* DATA EXTRACTS *
********************

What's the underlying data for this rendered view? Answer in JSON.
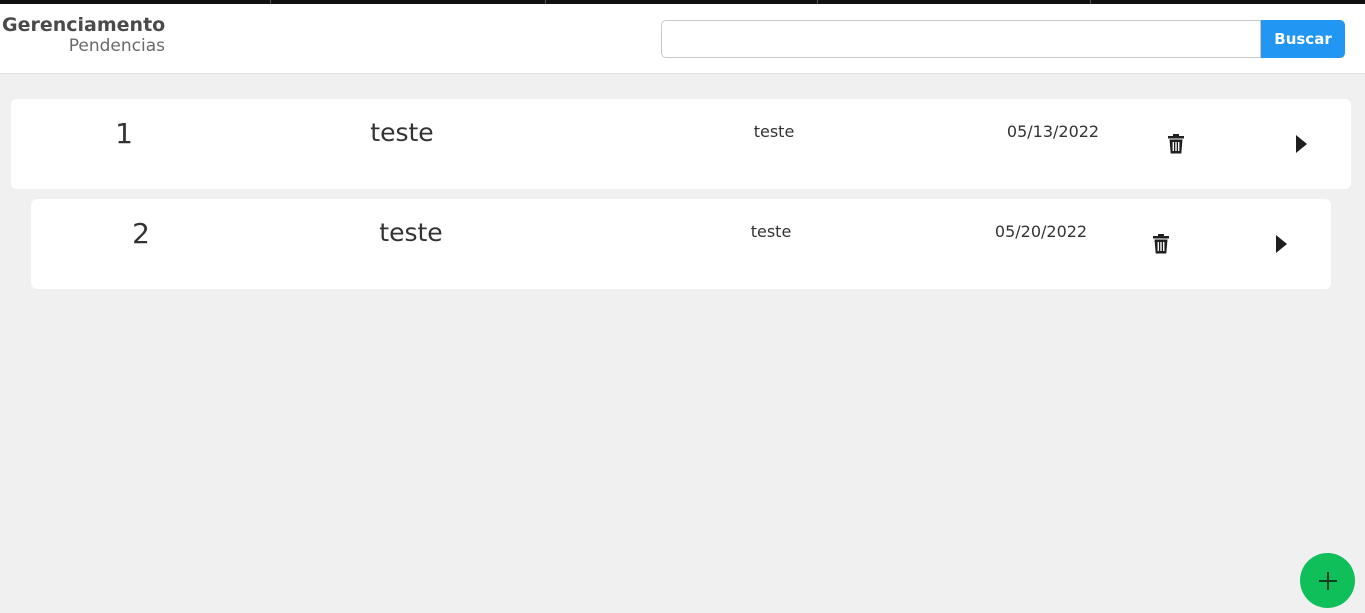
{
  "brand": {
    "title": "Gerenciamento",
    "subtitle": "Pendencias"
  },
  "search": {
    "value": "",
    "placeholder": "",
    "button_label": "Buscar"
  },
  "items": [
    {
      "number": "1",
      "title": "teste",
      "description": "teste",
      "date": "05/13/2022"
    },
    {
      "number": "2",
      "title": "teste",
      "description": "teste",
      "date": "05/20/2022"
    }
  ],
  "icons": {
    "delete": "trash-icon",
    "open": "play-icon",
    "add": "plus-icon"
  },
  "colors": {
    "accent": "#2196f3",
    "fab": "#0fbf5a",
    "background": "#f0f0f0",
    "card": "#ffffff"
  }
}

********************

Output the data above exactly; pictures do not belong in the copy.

* TASK RESPONSE *
What's the underlying data for this rendered view? Answer in JSON.
{
  "brand": {
    "title": "Gerenciamento",
    "subtitle": "Pendencias"
  },
  "search": {
    "value": "",
    "placeholder": "",
    "button_label": "Buscar"
  },
  "items": [
    {
      "number": "1",
      "title": "teste",
      "description": "teste",
      "date": "05/13/2022"
    },
    {
      "number": "2",
      "title": "teste",
      "description": "teste",
      "date": "05/20/2022"
    }
  ],
  "icons": {
    "delete": "trash-icon",
    "open": "play-icon",
    "add": "plus-icon"
  },
  "colors": {
    "accent": "#2196f3",
    "fab": "#0fbf5a",
    "background": "#f0f0f0",
    "card": "#ffffff"
  }
}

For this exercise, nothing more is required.